*WHAT YOU NEED TO DO:*
Should any entry include an image, skip the image and copy the entry exactly.

(Web page and app entries)
────────────────────

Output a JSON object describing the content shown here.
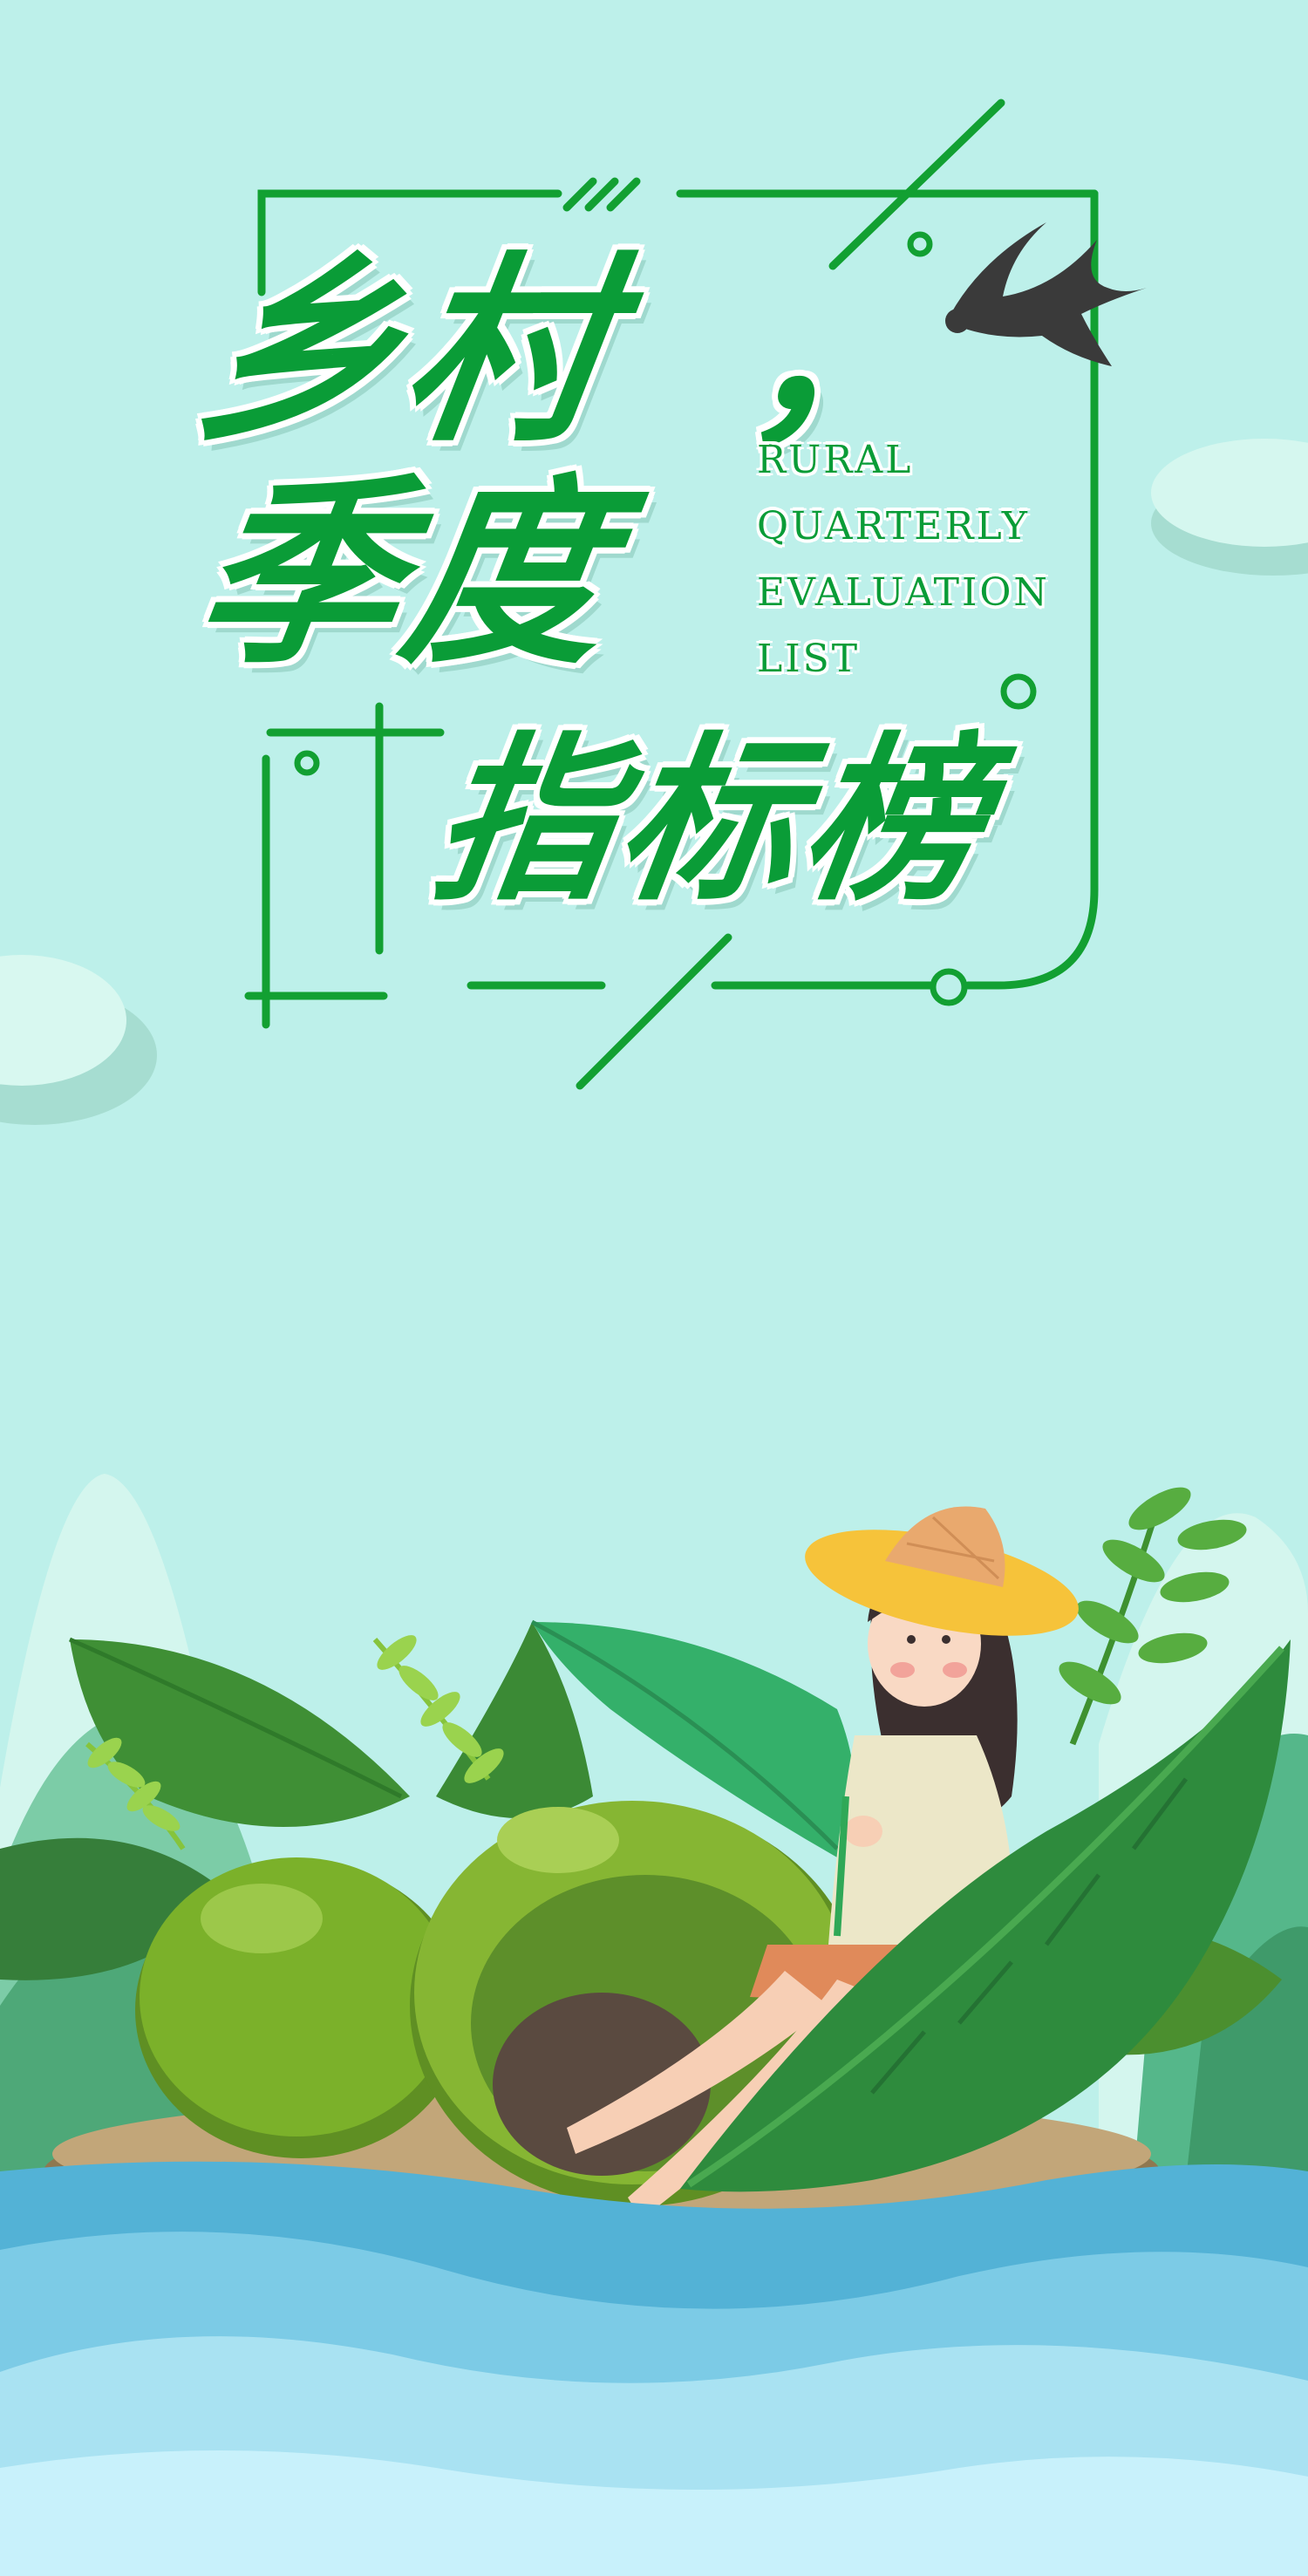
{
  "title": {
    "line1": "乡村",
    "comma": "，",
    "line2": "季度",
    "subtitle": "指标榜"
  },
  "english_title": {
    "lines": [
      "RURAL",
      "QUARTERLY",
      "EVALUATION",
      "LIST"
    ]
  },
  "colors": {
    "background": "#bdf0ea",
    "title_green": "#0a9c37",
    "frame_green": "#12a032",
    "water_blue": "#5bb7d8",
    "avocado_green": "#7bb12a",
    "hat_yellow": "#f6c33a"
  },
  "illustration": {
    "subject": "girl-sitting-on-avocado-island",
    "bird": "swallow"
  }
}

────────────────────

*SOLUTION TO THIS EXERCISE:*
Output a JSON object describing the content shown here.
{
  "title": {
    "line1": "乡村",
    "comma": "，",
    "line2": "季度",
    "subtitle": "指标榜"
  },
  "english_title": {
    "lines": [
      "RURAL",
      "QUARTERLY",
      "EVALUATION",
      "LIST"
    ]
  },
  "colors": {
    "background": "#bdf0ea",
    "title_green": "#0a9c37",
    "frame_green": "#12a032",
    "water_blue": "#5bb7d8",
    "avocado_green": "#7bb12a",
    "hat_yellow": "#f6c33a"
  },
  "illustration": {
    "subject": "girl-sitting-on-avocado-island",
    "bird": "swallow"
  }
}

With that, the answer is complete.